EXERCISE GOAL: Please copy all of the data that follows exactly, leaving any pictures out.

══ DATASET RECORDS ══

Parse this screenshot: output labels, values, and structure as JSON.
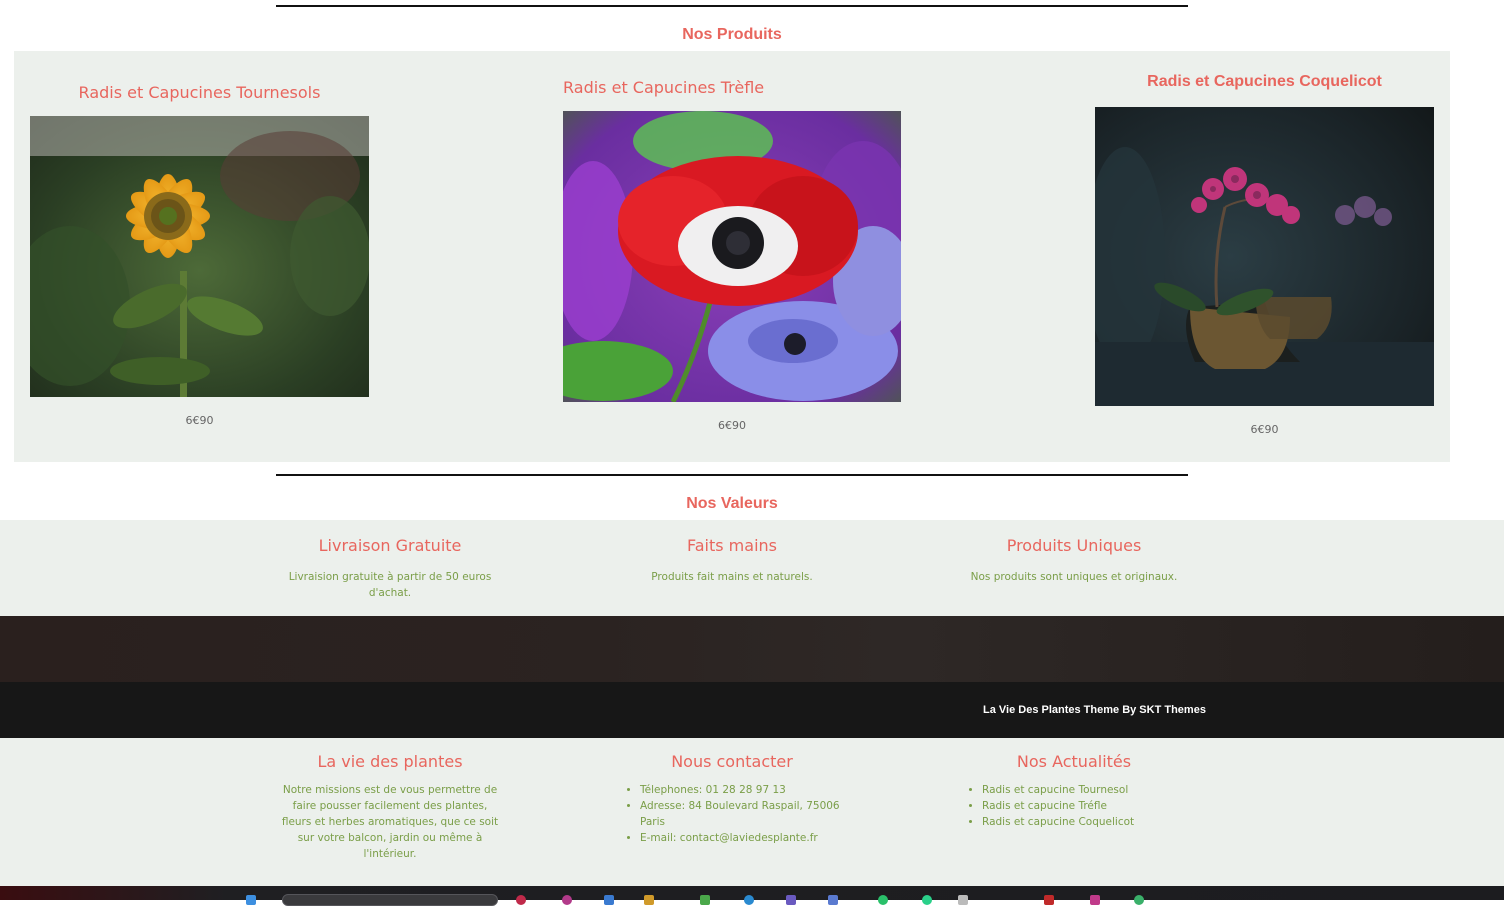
{
  "products_section": {
    "title": "Nos Produits",
    "items": [
      {
        "title": "Radis et Capucines Tournesols",
        "price": "6€90",
        "image": "sunflower-photo"
      },
      {
        "title": "Radis et Capucines Trèfle",
        "price": "6€90",
        "image": "poppy-anemone-photo"
      },
      {
        "title": "Radis et Capucines Coquelicot",
        "price": "6€90",
        "image": "orchid-photo"
      }
    ]
  },
  "values_section": {
    "title": "Nos Valeurs",
    "items": [
      {
        "title": "Livraison Gratuite",
        "text": "Livraision gratuite à partir de 50 euros d'achat."
      },
      {
        "title": "Faits mains",
        "text": "Produits fait mains et naturels."
      },
      {
        "title": "Produits Uniques",
        "text": "Nos produits sont uniques et originaux."
      }
    ]
  },
  "credit": {
    "text": "La Vie Des Plantes Theme By SKT Themes"
  },
  "footer": {
    "about": {
      "title": "La vie des plantes",
      "text": "Notre missions est de vous permettre de faire pousser facilement des plantes, fleurs et herbes aromatiques, que ce soit sur votre balcon, jardin ou même à l'intérieur."
    },
    "contact": {
      "title": "Nous contacter",
      "items": [
        "Télephones: 01 28 28 97 13",
        "Adresse: 84 Boulevard Raspail, 75006 Paris",
        "E-mail: contact@laviedesplante.fr"
      ]
    },
    "news": {
      "title": "Nos Actualités",
      "items": [
        "Radis et capucine Tournesol",
        "Radis et capucine Tréfle",
        "Radis et capucine Coquelicot"
      ]
    }
  },
  "colors": {
    "accent": "#e8665e",
    "text_green": "#7a9e48",
    "panel_bg": "#ecf0ec",
    "footer_dark": "#171717"
  }
}
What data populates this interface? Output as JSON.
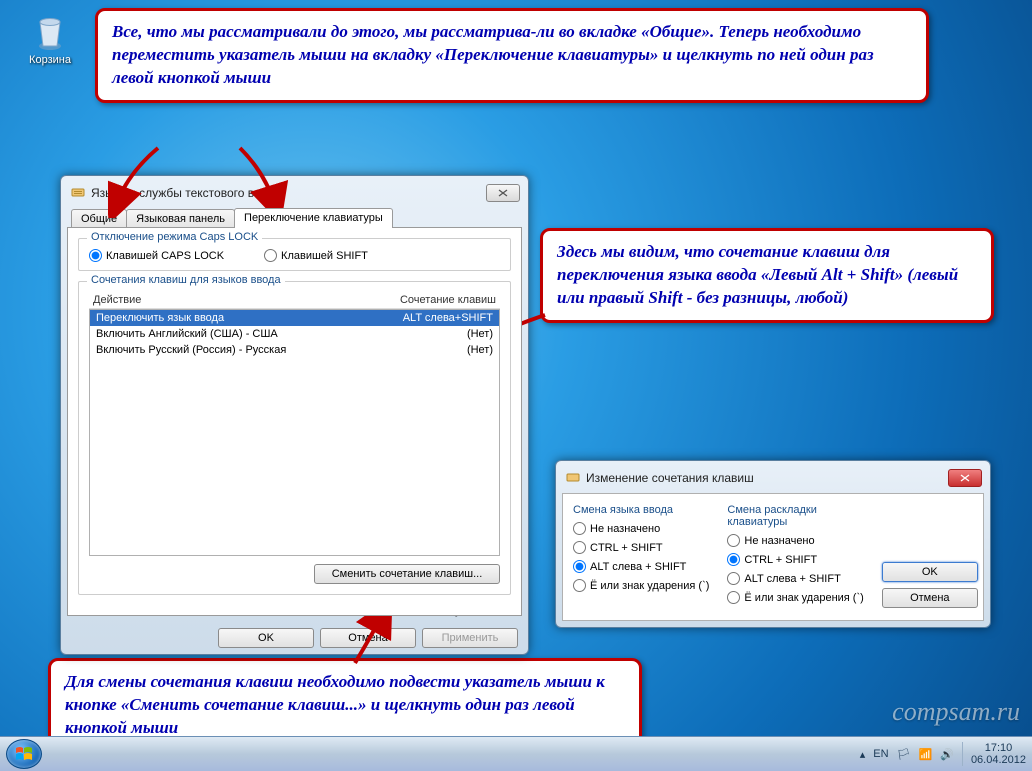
{
  "desktop": {
    "recycle_label": "Корзина"
  },
  "callouts": {
    "top": "Все, что мы рассматривали до этого, мы рассматрива-ли во вкладке «Общие». Теперь необходимо переместить указатель мыши на вкладку «Переключение клавиатуры» и щелкнуть по ней один раз левой кнопкой мыши",
    "right": "Здесь мы видим, что сочетание клавиш для переключения языка ввода «Левый Alt + Shift» (левый или правый Shift - без разницы, любой)",
    "bottom": "Для смены сочетания клавиш необходимо подвести указатель мыши к кнопке «Сменить сочетание клавиш...» и щелкнуть один раз левой кнопкой мыши"
  },
  "dialog1": {
    "title": "Языки и службы текстового ввода",
    "tabs": {
      "general": "Общие",
      "langbar": "Языковая панель",
      "switch": "Переключение клавиатуры"
    },
    "caps_group": "Отключение режима Caps LOCK",
    "caps_opt1": "Клавишей CAPS LOCK",
    "caps_opt2": "Клавишей SHIFT",
    "combo_group": "Сочетания клавиш для языков ввода",
    "col_action": "Действие",
    "col_combo": "Сочетание клавиш",
    "rows": [
      {
        "action": "Переключить язык ввода",
        "combo": "ALT слева+SHIFT"
      },
      {
        "action": "Включить Английский (США) - США",
        "combo": "(Нет)"
      },
      {
        "action": "Включить Русский (Россия) - Русская",
        "combo": "(Нет)"
      }
    ],
    "change_btn": "Сменить сочетание клавиш...",
    "ok": "OK",
    "cancel": "Отмена",
    "apply": "Применить"
  },
  "dialog2": {
    "title": "Изменение сочетания клавиш",
    "col1_hdr": "Смена языка ввода",
    "col2_hdr": "Смена раскладки клавиатуры",
    "opt_none": "Не назначено",
    "opt_ctrlshift": "CTRL + SHIFT",
    "opt_altshift": "ALT слева + SHIFT",
    "opt_grave": "Ё или знак ударения (`)",
    "ok": "OK",
    "cancel": "Отмена"
  },
  "taskbar": {
    "lang": "EN",
    "time": "17:10",
    "date": "06.04.2012"
  },
  "watermark": "compsam.ru"
}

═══

RESPONSE TO THIS TASK:
Parse this screenshot: output labels, values, and structure as JSON.
{
  "products_section": {
    "title": "Nos Produits",
    "items": [
      {
        "title": "Radis et Capucines Tournesols",
        "price": "6€90",
        "image": "sunflower-photo"
      },
      {
        "title": "Radis et Capucines Trèfle",
        "price": "6€90",
        "image": "poppy-anemone-photo"
      },
      {
        "title": "Radis et Capucines Coquelicot",
        "price": "6€90",
        "image": "orchid-photo"
      }
    ]
  },
  "values_section": {
    "title": "Nos Valeurs",
    "items": [
      {
        "title": "Livraison Gratuite",
        "text": "Livraision gratuite à partir de 50 euros d'achat."
      },
      {
        "title": "Faits mains",
        "text": "Produits fait mains et naturels."
      },
      {
        "title": "Produits Uniques",
        "text": "Nos produits sont uniques et originaux."
      }
    ]
  },
  "credit": {
    "text": "La Vie Des Plantes Theme By SKT Themes"
  },
  "footer": {
    "about": {
      "title": "La vie des plantes",
      "text": "Notre missions est de vous permettre de faire pousser facilement des plantes, fleurs et herbes aromatiques, que ce soit sur votre balcon, jardin ou même à l'intérieur."
    },
    "contact": {
      "title": "Nous contacter",
      "items": [
        "Télephones: 01 28 28 97 13",
        "Adresse: 84 Boulevard Raspail, 75006 Paris",
        "E-mail: contact@laviedesplante.fr"
      ]
    },
    "news": {
      "title": "Nos Actualités",
      "items": [
        "Radis et capucine Tournesol",
        "Radis et capucine Tréfle",
        "Radis et capucine Coquelicot"
      ]
    }
  },
  "colors": {
    "accent": "#e8665e",
    "text_green": "#7a9e48",
    "panel_bg": "#ecf0ec",
    "footer_dark": "#171717"
  }
}
What data populates this interface? Output as JSON.
{
  "desktop": {
    "recycle_label": "Корзина"
  },
  "callouts": {
    "top": "Все, что мы рассматривали до этого, мы рассматрива-ли во вкладке «Общие». Теперь необходимо переместить указатель мыши на вкладку «Переключение клавиатуры» и щелкнуть по ней один раз левой кнопкой мыши",
    "right": "Здесь мы видим, что сочетание клавиш для переключения языка ввода «Левый Alt + Shift» (левый или правый Shift - без разницы, любой)",
    "bottom": "Для смены сочетания клавиш необходимо подвести указатель мыши к кнопке «Сменить сочетание клавиш...» и щелкнуть один раз левой кнопкой мыши"
  },
  "dialog1": {
    "title": "Языки и службы текстового ввода",
    "tabs": {
      "general": "Общие",
      "langbar": "Языковая панель",
      "switch": "Переключение клавиатуры"
    },
    "caps_group": "Отключение режима Caps LOCK",
    "caps_opt1": "Клавишей CAPS LOCK",
    "caps_opt2": "Клавишей SHIFT",
    "combo_group": "Сочетания клавиш для языков ввода",
    "col_action": "Действие",
    "col_combo": "Сочетание клавиш",
    "rows": [
      {
        "action": "Переключить язык ввода",
        "combo": "ALT слева+SHIFT"
      },
      {
        "action": "Включить Английский (США) - США",
        "combo": "(Нет)"
      },
      {
        "action": "Включить Русский (Россия) - Русская",
        "combo": "(Нет)"
      }
    ],
    "change_btn": "Сменить сочетание клавиш...",
    "ok": "OK",
    "cancel": "Отмена",
    "apply": "Применить"
  },
  "dialog2": {
    "title": "Изменение сочетания клавиш",
    "col1_hdr": "Смена языка ввода",
    "col2_hdr": "Смена раскладки клавиатуры",
    "opt_none": "Не назначено",
    "opt_ctrlshift": "CTRL + SHIFT",
    "opt_altshift": "ALT слева + SHIFT",
    "opt_grave": "Ё или знак ударения (`)",
    "ok": "OK",
    "cancel": "Отмена"
  },
  "taskbar": {
    "lang": "EN",
    "time": "17:10",
    "date": "06.04.2012"
  },
  "watermark": "compsam.ru"
}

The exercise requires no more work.